## Task requirements
Although the data below holds other lines too, output only those from the line with "Parse this screenshot: output" up to and including the line with "Read all visible content and emit it as JSON.", exactly as they appear.

*** Opening Supplied records ***

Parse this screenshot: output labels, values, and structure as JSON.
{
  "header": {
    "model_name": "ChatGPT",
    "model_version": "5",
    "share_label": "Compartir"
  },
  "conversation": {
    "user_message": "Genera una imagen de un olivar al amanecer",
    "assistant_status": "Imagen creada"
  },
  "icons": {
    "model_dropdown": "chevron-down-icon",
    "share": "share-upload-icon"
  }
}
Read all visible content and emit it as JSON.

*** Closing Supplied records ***
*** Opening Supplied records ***

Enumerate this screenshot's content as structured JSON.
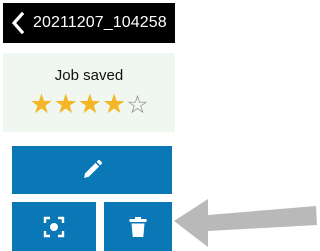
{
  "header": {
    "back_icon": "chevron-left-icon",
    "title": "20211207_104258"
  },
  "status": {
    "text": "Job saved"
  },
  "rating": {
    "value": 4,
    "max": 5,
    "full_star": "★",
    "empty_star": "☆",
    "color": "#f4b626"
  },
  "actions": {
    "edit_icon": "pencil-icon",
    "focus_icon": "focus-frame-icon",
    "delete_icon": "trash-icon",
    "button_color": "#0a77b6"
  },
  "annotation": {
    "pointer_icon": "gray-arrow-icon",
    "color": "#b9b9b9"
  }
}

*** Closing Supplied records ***

## Exercise output
Parse this screenshot: output labels, values, and structure as JSON.
{
  "header": {
    "model_name": "ChatGPT",
    "model_version": "5",
    "share_label": "Compartir"
  },
  "conversation": {
    "user_message": "Genera una imagen de un olivar al amanecer",
    "assistant_status": "Imagen creada"
  },
  "icons": {
    "model_dropdown": "chevron-down-icon",
    "share": "share-upload-icon"
  }
}
Read all visible content and emit it as JSON.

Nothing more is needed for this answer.